[Element data from apps and pages]
******************************
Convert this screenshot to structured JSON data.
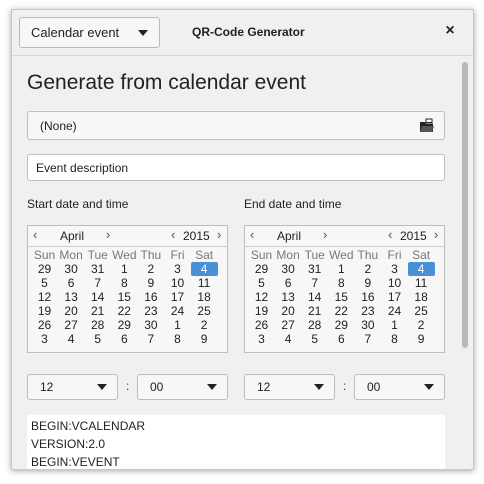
{
  "window": {
    "title": "QR-Code Generator",
    "type_selector": "Calendar event",
    "close_label": "×"
  },
  "main": {
    "heading": "Generate from calendar event",
    "calendar_selector": "(None)",
    "description": "Event description",
    "start_label": "Start date and time",
    "end_label": "End date and time"
  },
  "calendar": {
    "month": "April",
    "year": "2015",
    "weekdays": [
      "Sun",
      "Mon",
      "Tue",
      "Wed",
      "Thu",
      "Fri",
      "Sat"
    ],
    "weeks": [
      [
        "29",
        "30",
        "31",
        "1",
        "2",
        "3",
        "4"
      ],
      [
        "5",
        "6",
        "7",
        "8",
        "9",
        "10",
        "11"
      ],
      [
        "12",
        "13",
        "14",
        "15",
        "16",
        "17",
        "18"
      ],
      [
        "19",
        "20",
        "21",
        "22",
        "23",
        "24",
        "25"
      ],
      [
        "26",
        "27",
        "28",
        "29",
        "30",
        "1",
        "2"
      ],
      [
        "3",
        "4",
        "5",
        "6",
        "7",
        "8",
        "9"
      ]
    ],
    "selected_day": "4"
  },
  "start_time": {
    "hour": "12",
    "minute": "00"
  },
  "end_time": {
    "hour": "12",
    "minute": "00"
  },
  "colon": ":",
  "output_lines": [
    "BEGIN:VCALENDAR",
    "VERSION:2.0",
    "BEGIN:VEVENT"
  ],
  "colors": {
    "selection": "#4a90d9",
    "background": "#f0f0f0"
  }
}
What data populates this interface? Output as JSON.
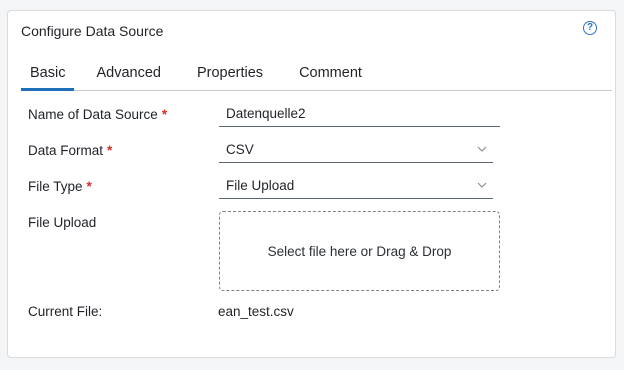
{
  "header": {
    "title": "Configure Data Source",
    "help_glyph": "?"
  },
  "tabs": [
    {
      "label": "Basic",
      "active": true
    },
    {
      "label": "Advanced",
      "active": false
    },
    {
      "label": "Properties",
      "active": false
    },
    {
      "label": "Comment",
      "active": false
    }
  ],
  "form": {
    "required_mark": "*",
    "name": {
      "label": "Name of Data Source",
      "value": "Datenquelle2"
    },
    "data_format": {
      "label": "Data Format",
      "value": "CSV"
    },
    "file_type": {
      "label": "File Type",
      "value": "File Upload"
    },
    "file_upload": {
      "label": "File Upload",
      "dropzone_text": "Select file here or Drag & Drop"
    },
    "current_file": {
      "label": "Current File:",
      "value": "ean_test.csv"
    }
  },
  "icons": {
    "help": "help-circle-icon",
    "dropdown": "chevron-down-icon"
  },
  "colors": {
    "accent": "#1d6fb8",
    "required": "#d72b2b",
    "help": "#2d74c4"
  }
}
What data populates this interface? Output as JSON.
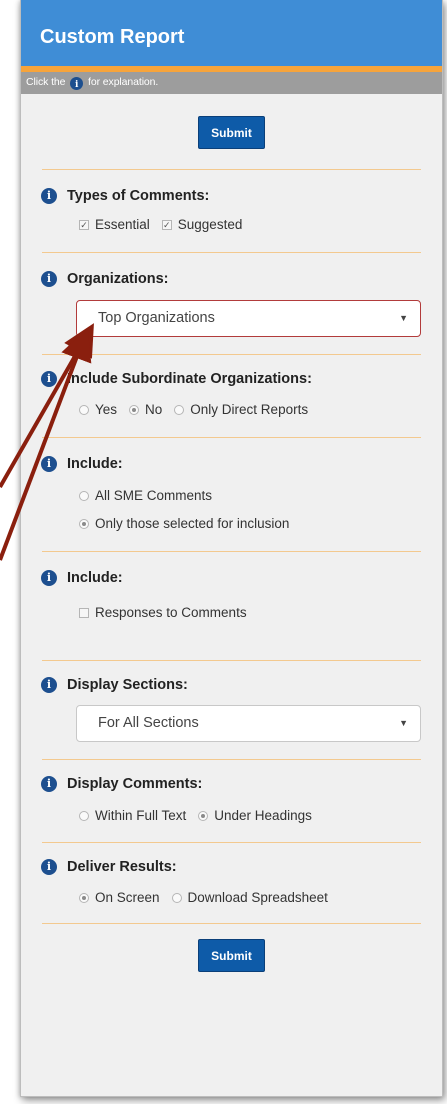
{
  "header": {
    "title": "Custom Report"
  },
  "subheader": {
    "before": "Click the",
    "after": "for explanation."
  },
  "submit_label": "Submit",
  "types": {
    "title": "Types of Comments:",
    "options": [
      "Essential",
      "Suggested"
    ]
  },
  "organizations": {
    "title": "Organizations:",
    "value": "Top Organizations"
  },
  "subordinates": {
    "title": "Include Subordinate Organizations:",
    "options": [
      "Yes",
      "No",
      "Only Direct Reports"
    ],
    "selected": "No"
  },
  "include1": {
    "title": "Include:",
    "options": [
      "All SME Comments",
      "Only those selected for inclusion"
    ],
    "selected": "Only those selected for inclusion"
  },
  "include2": {
    "title": "Include:",
    "options": [
      "Responses to Comments"
    ]
  },
  "display_sections": {
    "title": "Display Sections:",
    "value": "For All Sections"
  },
  "display_comments": {
    "title": "Display Comments:",
    "options": [
      "Within Full Text",
      "Under Headings"
    ],
    "selected": "Under Headings"
  },
  "deliver": {
    "title": "Deliver Results:",
    "options": [
      "On Screen",
      "Download Spreadsheet"
    ],
    "selected": "On Screen"
  },
  "colors": {
    "header_bg": "#3f8dd6",
    "accent": "#f7a43b",
    "button": "#0e5ba8",
    "info_icon": "#1d4f8f",
    "annotation_arrow": "#8a1f0e"
  }
}
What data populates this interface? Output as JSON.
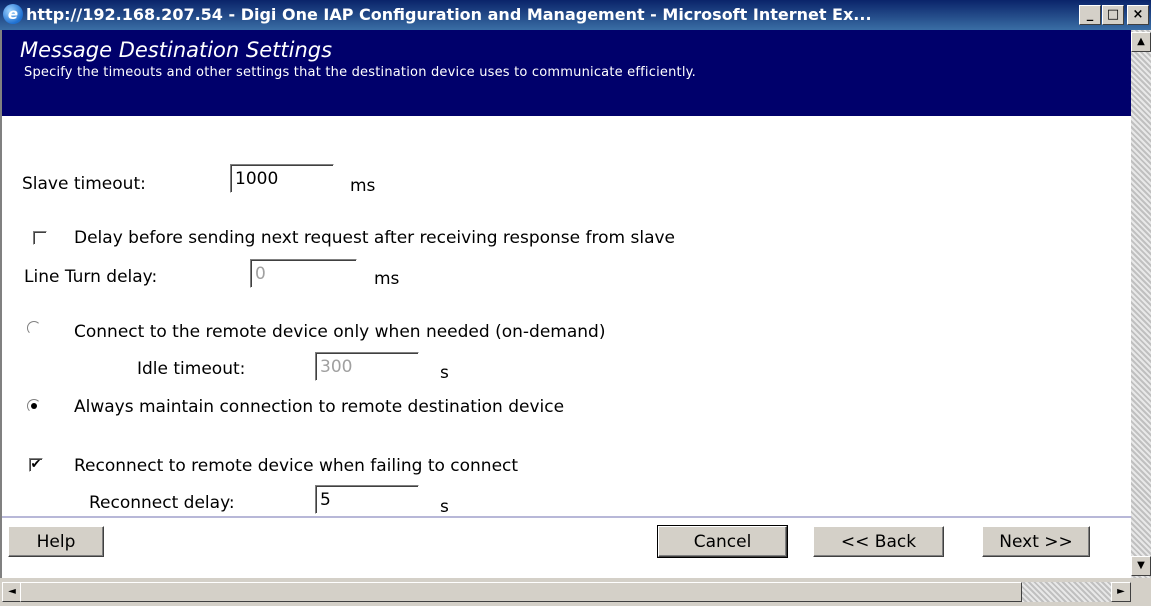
{
  "window": {
    "title": "http://192.168.207.54 - Digi One IAP Configuration and Management - Microsoft Internet Ex...",
    "minimize": "_",
    "maximize": "□",
    "close": "×"
  },
  "header": {
    "title": "Message Destination Settings",
    "subtitle": "Specify the timeouts and other settings that the destination device uses to communicate efficiently."
  },
  "form": {
    "slave_timeout": {
      "label": "Slave timeout:",
      "value": "1000",
      "unit": "ms"
    },
    "delay_checkbox": {
      "label": "Delay before sending next request after receiving response from slave",
      "checked": false
    },
    "line_turn_delay": {
      "label": "Line Turn delay:",
      "value": "0",
      "unit": "ms",
      "disabled": true
    },
    "on_demand_radio": {
      "label": "Connect to the remote device only when needed (on-demand)",
      "selected": false
    },
    "idle_timeout": {
      "label": "Idle timeout:",
      "value": "300",
      "unit": "s",
      "disabled": true
    },
    "always_radio": {
      "label": "Always maintain connection to remote destination device",
      "selected": true
    },
    "reconnect_checkbox": {
      "label": "Reconnect to remote device when failing to connect",
      "checked": true,
      "mark": "✔"
    },
    "reconnect_delay": {
      "label": "Reconnect delay:",
      "value": "5",
      "unit": "s"
    }
  },
  "footer": {
    "help": "Help",
    "cancel": "Cancel",
    "back": "<< Back",
    "next": "Next >>"
  },
  "scroll": {
    "up": "▲",
    "down": "▼",
    "left": "◄",
    "right": "►"
  }
}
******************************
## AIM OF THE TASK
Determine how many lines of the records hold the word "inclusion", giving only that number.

## EXERCISE RESULT
2